Record set ::
* * *

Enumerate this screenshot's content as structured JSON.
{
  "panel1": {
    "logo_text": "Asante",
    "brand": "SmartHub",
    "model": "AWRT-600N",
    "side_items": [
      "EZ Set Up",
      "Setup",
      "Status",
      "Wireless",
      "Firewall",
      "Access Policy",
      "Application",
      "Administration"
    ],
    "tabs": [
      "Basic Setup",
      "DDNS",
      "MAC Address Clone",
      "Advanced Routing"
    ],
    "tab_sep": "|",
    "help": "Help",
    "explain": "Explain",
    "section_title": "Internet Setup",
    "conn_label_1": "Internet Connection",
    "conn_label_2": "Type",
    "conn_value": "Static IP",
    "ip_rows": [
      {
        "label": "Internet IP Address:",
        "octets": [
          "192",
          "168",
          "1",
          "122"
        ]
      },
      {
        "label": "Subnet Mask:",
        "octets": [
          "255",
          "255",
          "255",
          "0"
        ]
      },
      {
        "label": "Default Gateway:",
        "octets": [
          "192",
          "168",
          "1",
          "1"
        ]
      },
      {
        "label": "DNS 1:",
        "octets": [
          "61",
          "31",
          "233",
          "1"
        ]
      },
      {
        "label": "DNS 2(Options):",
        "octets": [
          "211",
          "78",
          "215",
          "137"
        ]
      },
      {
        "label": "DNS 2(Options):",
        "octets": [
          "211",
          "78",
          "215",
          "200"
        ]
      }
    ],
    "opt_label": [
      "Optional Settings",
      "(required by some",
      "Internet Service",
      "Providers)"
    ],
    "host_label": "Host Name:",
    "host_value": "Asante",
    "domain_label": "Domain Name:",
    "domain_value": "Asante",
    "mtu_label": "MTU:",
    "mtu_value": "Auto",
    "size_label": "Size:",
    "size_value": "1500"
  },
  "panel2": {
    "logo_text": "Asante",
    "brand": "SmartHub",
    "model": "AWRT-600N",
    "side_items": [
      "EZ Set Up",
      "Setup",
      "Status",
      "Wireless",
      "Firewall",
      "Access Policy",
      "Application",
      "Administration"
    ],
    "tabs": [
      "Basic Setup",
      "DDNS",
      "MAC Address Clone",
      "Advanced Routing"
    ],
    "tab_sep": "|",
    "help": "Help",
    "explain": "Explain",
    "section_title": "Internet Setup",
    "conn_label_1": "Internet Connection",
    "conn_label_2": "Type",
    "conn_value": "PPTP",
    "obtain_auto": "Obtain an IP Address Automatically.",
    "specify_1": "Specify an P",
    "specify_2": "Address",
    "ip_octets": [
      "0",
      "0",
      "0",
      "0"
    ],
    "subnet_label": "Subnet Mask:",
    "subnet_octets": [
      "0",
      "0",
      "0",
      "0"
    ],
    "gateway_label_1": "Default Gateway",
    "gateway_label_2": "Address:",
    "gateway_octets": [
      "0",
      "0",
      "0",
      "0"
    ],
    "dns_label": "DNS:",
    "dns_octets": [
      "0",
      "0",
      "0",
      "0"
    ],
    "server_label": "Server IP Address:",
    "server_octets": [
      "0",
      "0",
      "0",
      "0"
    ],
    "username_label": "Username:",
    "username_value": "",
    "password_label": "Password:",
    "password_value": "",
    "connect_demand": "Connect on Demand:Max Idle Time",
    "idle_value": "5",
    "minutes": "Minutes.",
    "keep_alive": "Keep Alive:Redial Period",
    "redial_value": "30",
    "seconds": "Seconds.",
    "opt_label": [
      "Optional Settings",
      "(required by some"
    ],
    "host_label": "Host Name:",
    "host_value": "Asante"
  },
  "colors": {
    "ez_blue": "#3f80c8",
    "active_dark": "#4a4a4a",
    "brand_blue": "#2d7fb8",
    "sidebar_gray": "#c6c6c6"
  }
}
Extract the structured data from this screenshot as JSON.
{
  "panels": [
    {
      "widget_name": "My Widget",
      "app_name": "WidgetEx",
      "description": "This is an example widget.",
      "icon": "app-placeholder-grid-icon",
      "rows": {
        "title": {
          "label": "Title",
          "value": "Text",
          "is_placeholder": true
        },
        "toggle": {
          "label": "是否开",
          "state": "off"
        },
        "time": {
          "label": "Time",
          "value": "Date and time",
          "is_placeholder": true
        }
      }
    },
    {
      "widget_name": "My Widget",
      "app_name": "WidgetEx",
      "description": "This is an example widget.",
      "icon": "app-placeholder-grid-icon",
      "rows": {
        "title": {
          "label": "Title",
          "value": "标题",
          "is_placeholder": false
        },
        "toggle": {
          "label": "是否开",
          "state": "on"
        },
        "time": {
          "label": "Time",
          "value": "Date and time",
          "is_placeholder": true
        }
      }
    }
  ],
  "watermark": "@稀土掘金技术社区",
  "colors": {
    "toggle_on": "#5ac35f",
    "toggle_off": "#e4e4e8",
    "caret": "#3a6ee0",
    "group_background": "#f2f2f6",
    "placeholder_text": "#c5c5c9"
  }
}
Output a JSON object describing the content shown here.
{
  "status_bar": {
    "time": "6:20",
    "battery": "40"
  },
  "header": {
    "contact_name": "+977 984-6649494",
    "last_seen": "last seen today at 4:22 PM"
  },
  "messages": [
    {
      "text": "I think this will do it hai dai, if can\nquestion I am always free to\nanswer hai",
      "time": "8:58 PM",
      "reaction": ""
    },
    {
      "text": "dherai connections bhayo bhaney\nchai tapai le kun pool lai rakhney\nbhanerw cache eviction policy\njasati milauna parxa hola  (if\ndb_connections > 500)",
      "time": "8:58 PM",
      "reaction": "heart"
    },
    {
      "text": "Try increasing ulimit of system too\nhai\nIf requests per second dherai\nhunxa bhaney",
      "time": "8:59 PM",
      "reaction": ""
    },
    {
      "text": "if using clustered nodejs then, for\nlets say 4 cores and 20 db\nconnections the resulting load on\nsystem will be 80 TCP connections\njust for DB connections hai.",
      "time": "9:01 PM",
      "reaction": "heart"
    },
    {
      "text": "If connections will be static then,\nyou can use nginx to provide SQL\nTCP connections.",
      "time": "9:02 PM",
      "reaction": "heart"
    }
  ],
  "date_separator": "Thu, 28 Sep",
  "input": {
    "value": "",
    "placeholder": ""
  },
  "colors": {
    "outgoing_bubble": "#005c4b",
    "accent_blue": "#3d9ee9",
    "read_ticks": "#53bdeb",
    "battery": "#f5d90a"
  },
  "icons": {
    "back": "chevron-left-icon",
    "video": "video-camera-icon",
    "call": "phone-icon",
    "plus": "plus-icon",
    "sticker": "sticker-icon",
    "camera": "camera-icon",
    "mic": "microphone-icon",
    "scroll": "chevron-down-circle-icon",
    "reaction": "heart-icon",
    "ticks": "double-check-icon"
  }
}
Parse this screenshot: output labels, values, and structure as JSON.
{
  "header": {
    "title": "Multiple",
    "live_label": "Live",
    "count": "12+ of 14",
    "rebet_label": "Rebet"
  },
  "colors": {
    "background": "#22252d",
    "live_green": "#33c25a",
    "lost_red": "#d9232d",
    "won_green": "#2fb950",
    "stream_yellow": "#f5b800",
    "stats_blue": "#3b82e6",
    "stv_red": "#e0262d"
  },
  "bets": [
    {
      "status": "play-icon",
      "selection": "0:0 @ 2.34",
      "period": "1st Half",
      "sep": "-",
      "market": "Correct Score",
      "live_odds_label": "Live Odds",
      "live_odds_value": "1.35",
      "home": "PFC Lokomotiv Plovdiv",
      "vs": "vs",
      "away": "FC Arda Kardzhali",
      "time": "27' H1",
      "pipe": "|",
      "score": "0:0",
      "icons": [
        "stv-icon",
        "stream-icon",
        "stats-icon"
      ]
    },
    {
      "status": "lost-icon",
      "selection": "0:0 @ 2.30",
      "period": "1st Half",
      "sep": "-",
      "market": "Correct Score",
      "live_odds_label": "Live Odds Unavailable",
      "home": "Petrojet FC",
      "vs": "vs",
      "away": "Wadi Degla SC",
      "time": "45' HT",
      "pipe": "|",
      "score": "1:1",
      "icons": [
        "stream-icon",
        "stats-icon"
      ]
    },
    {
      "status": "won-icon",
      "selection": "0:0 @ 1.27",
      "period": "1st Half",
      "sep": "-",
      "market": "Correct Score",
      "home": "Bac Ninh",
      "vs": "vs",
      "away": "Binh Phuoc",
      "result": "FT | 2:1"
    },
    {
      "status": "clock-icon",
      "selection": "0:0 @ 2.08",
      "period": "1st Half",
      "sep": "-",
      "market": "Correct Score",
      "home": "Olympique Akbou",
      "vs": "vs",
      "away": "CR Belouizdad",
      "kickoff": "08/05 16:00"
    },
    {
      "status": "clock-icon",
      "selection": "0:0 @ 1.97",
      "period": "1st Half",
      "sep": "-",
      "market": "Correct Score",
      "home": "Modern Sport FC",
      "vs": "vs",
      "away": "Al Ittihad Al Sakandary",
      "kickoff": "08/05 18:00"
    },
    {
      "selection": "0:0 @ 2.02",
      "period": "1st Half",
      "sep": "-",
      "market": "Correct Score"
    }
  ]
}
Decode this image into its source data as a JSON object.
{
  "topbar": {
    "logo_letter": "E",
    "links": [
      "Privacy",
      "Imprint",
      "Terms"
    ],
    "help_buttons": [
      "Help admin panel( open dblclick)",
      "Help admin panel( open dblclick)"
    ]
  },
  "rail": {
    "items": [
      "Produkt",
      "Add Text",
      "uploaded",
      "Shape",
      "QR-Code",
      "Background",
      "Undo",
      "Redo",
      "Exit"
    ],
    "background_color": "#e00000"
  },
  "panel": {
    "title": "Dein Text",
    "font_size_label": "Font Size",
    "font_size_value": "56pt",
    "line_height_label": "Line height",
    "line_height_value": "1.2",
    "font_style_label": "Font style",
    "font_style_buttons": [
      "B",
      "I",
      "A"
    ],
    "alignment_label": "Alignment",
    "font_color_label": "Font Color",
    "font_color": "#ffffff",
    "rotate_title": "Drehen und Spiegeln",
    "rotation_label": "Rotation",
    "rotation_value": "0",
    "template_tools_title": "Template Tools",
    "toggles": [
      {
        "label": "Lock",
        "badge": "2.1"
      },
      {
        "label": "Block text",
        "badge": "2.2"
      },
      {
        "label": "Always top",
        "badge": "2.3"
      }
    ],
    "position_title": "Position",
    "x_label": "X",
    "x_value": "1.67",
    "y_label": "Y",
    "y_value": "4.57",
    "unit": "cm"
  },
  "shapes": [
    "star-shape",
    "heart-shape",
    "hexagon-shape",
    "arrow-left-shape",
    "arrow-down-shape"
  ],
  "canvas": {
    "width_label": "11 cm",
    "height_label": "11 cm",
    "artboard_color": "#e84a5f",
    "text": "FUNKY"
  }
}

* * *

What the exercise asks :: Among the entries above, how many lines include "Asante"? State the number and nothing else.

Result for this exercise :: 5